The nature preserve around Lake Judarn is essentially an incredibly calm and preserved natural area right in the largest city in Sweden. You can find it only a few dozen metres from Åkeshov where you can easily get by subway and it takes only about 20 minutes from the city centre. The Judarskogen Nature Preserve is not only the first preserve in Stockholm but also the largest one there is.
Since it was founded relatively recently, compared to other city parts, in 1995 it is quite difficult to find reliable information sources which tell us more about the place and why it was founded in the first place. Another aspect is that the preserve is constantly being developed in order to meet higher standards for natural preserves.
One thing is for sure, though. The name of this place has undergone some development during the years and you can, therefore, find different names in different sources including Judarskogen, Judarnskogen and even Ljudarn or Ljudaren. While the name might not be exactly clear it seems that the authorities have a clear vision for the present and, most importantly, the future of the nature preserve. As the official statement says, the objective of the preserve is to ‘preserve and develop biological diversity and ensure that the area can be used for outdoor activities.’
I was not able to confirm the first part of the statement myself but according to available sources, the environment in the preserve is very diverse which supports the diversity of animals living there, too. Especially in the northern part of Judarskogen, in the wetlands, one can observe a large number of species of amphibians including newts and frogs. To further support these creatures, several artificial water reservoirs have been built in addition to the lake which extend the natural habitat for these animals.
As far as human water-related activities go, fishing is allowed in the area assuming one has an appropriate fishing permit. Even if fishing is not quite your thing there are a plenty of other activities you can do at Judarskogen which I mention later in the post.
On the other hand, the southern part of the nature preserve is the habitat of various bird species such as tits and woodpeckers. It is said that sometimes it is even possible to view goshawks there which is just another proof of the quality of the air at Judarskogen since these species only live in areas with fresh enough air.
Apart from nature itself, there are other interesting things to see here. The so-called Russian Wall (Ryssmuren) is a wall that can be found in the eastern part of the preserve. It is more than a kilometre long and around 2 metres high but its origins are surrounded with mystery. Several theories exist that describe when and why the wall was built but it still remains unknown which one, or if any, is true.
One of the theories says that the wall was built in the 18th century during the reign of Karl XII when the Great Nordic War (1700 – 1721) took place and that it was built by Russian war prisoners and hence it is called the Russian Wall. Other theories suggest that it was meant to enclose the cattle near Åkeshofs slott or that it is simply a clearance cairn – stones that were removed from fields to improve the agriculture in the area.

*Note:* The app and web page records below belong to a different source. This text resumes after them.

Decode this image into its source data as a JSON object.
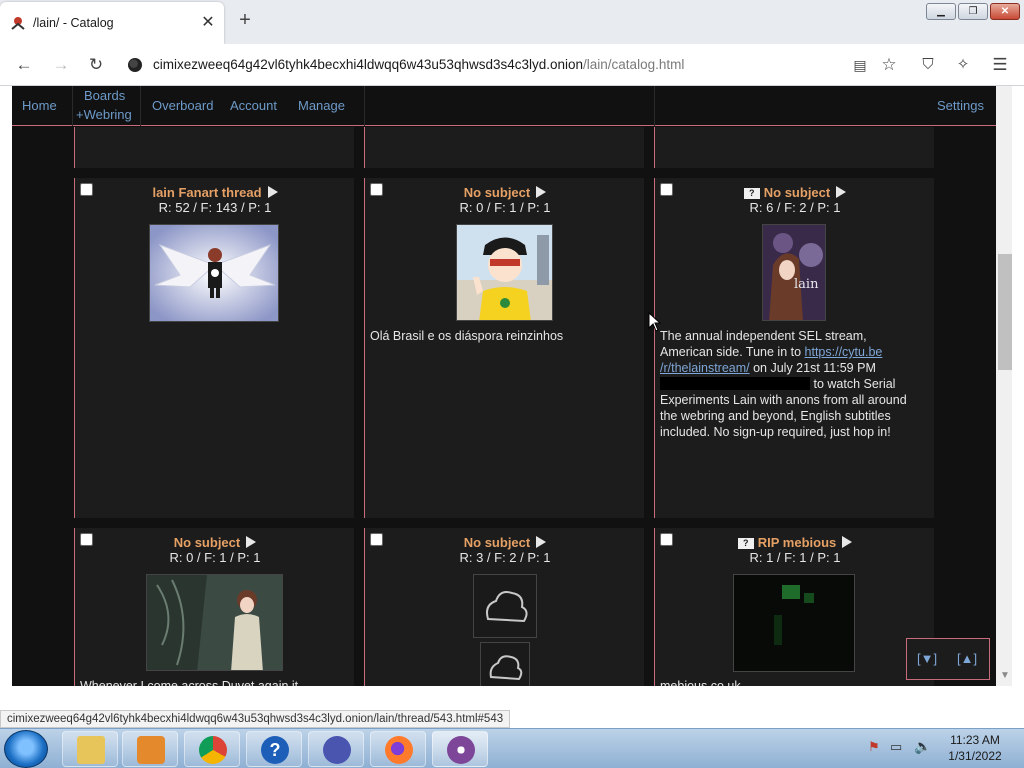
{
  "browser": {
    "tab_title": "/lain/ - Catalog",
    "tab_close": "✕",
    "new_tab": "+",
    "url_host": "cimixezweeq64g42vl6tyhk4becxhi4ldwqq6w43u53qhwsd3s4c3lyd.onion",
    "url_path": "/lain/catalog.html",
    "status_url": "cimixezweeq64g42vl6tyhk4becxhi4ldwqq6w43u53qhwsd3s4c3lyd.onion/lain/thread/543.html#543"
  },
  "site_nav": {
    "home": "Home",
    "boards": "Boards",
    "webring": "+Webring",
    "overboard": "Overboard",
    "account": "Account",
    "manage": "Manage",
    "settings": "Settings"
  },
  "threads": [
    {
      "title": "lain Fanart thread",
      "stats": "R: 52 / F: 143 / P: 1",
      "flag": ""
    },
    {
      "title": "No subject",
      "stats": "R: 0 / F: 1 / P: 1",
      "text": "Olá Brasil e os diáspora reinzinhos",
      "flag": ""
    },
    {
      "title": "No subject",
      "stats": "R: 6 / F: 2 / P: 1",
      "flag": "?",
      "text_a": "The annual independent SEL stream,",
      "text_b": "American side. Tune in to ",
      "link_a": "https://cytu.be",
      "link_b": "/r/thelainstream/",
      "text_c": " on July 21st 11:59 PM",
      "text_d": " to watch Serial",
      "text_e": "Experiments Lain with anons from all around",
      "text_f": "the webring and beyond, English subtitles",
      "text_g": "included. No sign-up required, just hop in!"
    },
    {
      "title": "No subject",
      "stats": "R: 0 / F: 1 / P: 1",
      "flag": "",
      "text": "Whenever I come across Duvet again it"
    },
    {
      "title": "No subject",
      "stats": "R: 3 / F: 2 / P: 1",
      "flag": ""
    },
    {
      "title": "RIP mebious",
      "stats": "R: 1 / F: 1 / P: 1",
      "flag": "?",
      "text": "mebious.co.uk"
    }
  ],
  "float_nav": {
    "down": "[▼]",
    "up": "[▲]"
  },
  "taskbar": {
    "time": "11:23 AM",
    "date": "1/31/2022"
  },
  "colors": {
    "accent": "#c86b7b",
    "title": "#e5a065",
    "link": "#7ea6d6",
    "bg": "#111111",
    "cell": "#1c1c1c"
  }
}
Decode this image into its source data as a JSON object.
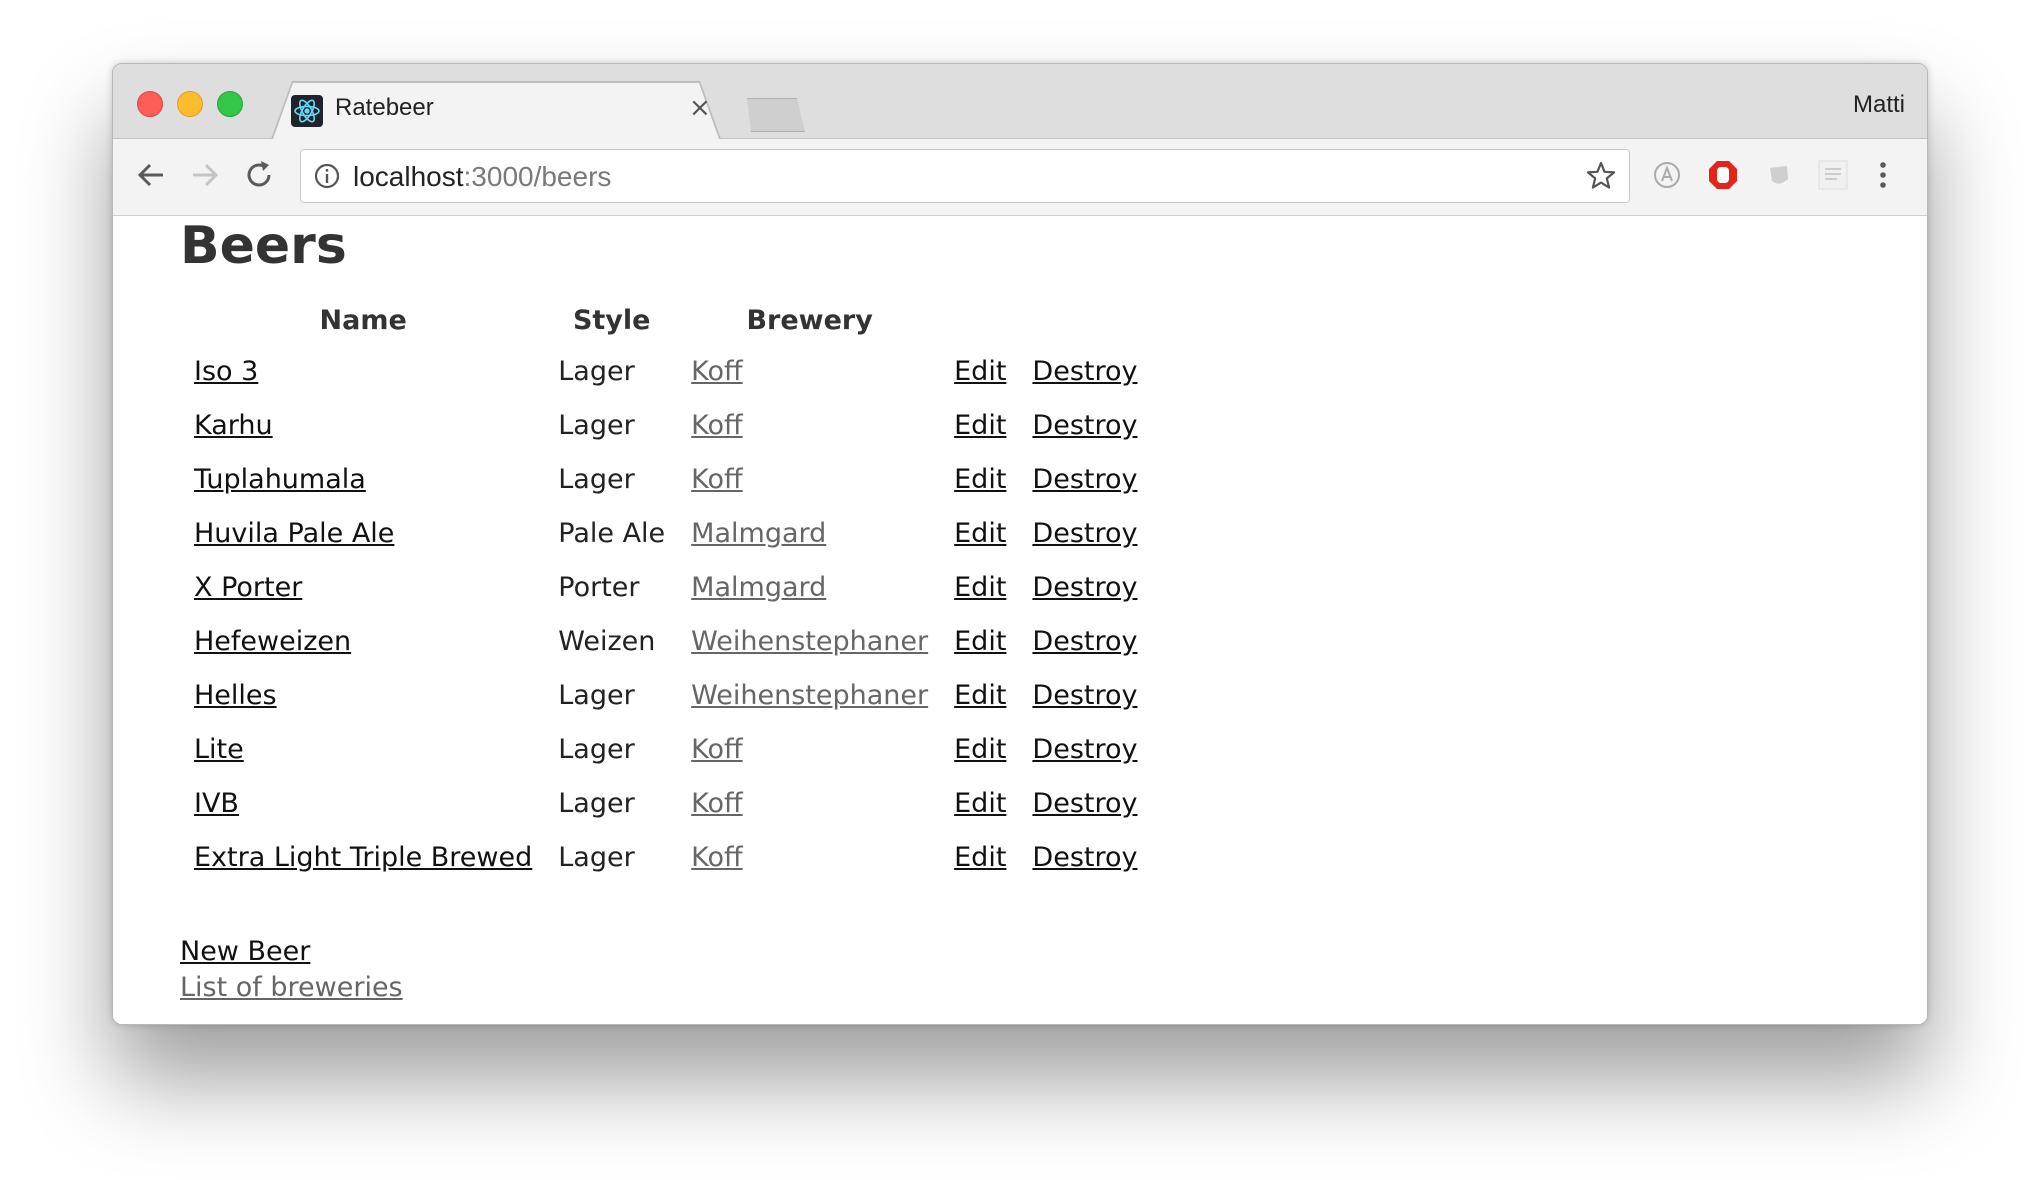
{
  "browser": {
    "tab_title": "Ratebeer",
    "tab_close": "×",
    "profile_name": "Matti",
    "url_host": "localhost",
    "url_path": ":3000/beers"
  },
  "page": {
    "title": "Beers",
    "columns": [
      "Name",
      "Style",
      "Brewery"
    ],
    "rows": [
      {
        "name": "Iso 3",
        "style": "Lager",
        "brewery": "Koff",
        "edit": "Edit",
        "destroy": "Destroy"
      },
      {
        "name": "Karhu",
        "style": "Lager",
        "brewery": "Koff",
        "edit": "Edit",
        "destroy": "Destroy"
      },
      {
        "name": "Tuplahumala",
        "style": "Lager",
        "brewery": "Koff",
        "edit": "Edit",
        "destroy": "Destroy"
      },
      {
        "name": "Huvila Pale Ale",
        "style": "Pale Ale",
        "brewery": "Malmgard",
        "edit": "Edit",
        "destroy": "Destroy"
      },
      {
        "name": "X Porter",
        "style": "Porter",
        "brewery": "Malmgard",
        "edit": "Edit",
        "destroy": "Destroy"
      },
      {
        "name": "Hefeweizen",
        "style": "Weizen",
        "brewery": "Weihenstephaner",
        "edit": "Edit",
        "destroy": "Destroy"
      },
      {
        "name": "Helles",
        "style": "Lager",
        "brewery": "Weihenstephaner",
        "edit": "Edit",
        "destroy": "Destroy"
      },
      {
        "name": "Lite",
        "style": "Lager",
        "brewery": "Koff",
        "edit": "Edit",
        "destroy": "Destroy"
      },
      {
        "name": "IVB",
        "style": "Lager",
        "brewery": "Koff",
        "edit": "Edit",
        "destroy": "Destroy"
      },
      {
        "name": "Extra Light Triple Brewed",
        "style": "Lager",
        "brewery": "Koff",
        "edit": "Edit",
        "destroy": "Destroy"
      }
    ],
    "new_beer_link": "New Beer",
    "breweries_link": "List of breweries"
  },
  "icons": {
    "back": "arrow-left-icon",
    "forward": "arrow-right-icon",
    "reload": "reload-icon",
    "info": "info-icon",
    "bookmark": "star-icon",
    "menu": "kebab-menu-icon"
  }
}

Throughout the nature preserve, you can find boards with information about the place, its history, flora and fauna. Moreover, there are many places where you can relax with or without views of the lake and several barbeque areas ready for you to make something delicious directly in nature.
The destination is also popular among dog owners and active athletes. During winter it is possible to meet cross-country skiers at Judarskogen but you can, of course, also run or go power-walking there. It is important to mention the suitability of this place for lonely thinkers and lovers of Mother Nature in general, too.
Lastly, I would like to point out that the Judarskogen Nature Preserve is a truly beautiful natural area as you can see in the pictures. In my experience, if the journey to this place is planned on a nice day, it can be literally breath-taking. Even more so when you realise that you are still in the largest city around.
In the next post at Trevl, we are going to look at a place very close to Judarskogen Nature Preserve with a story behind it that started hundreds of years ago. Until then, do not forget to check out our Instagram account for a great collection of images from Stockholm and other major cities. To find more places to visit in your free time and to learn more about the places you see every day, get Trevl for Android from Google play.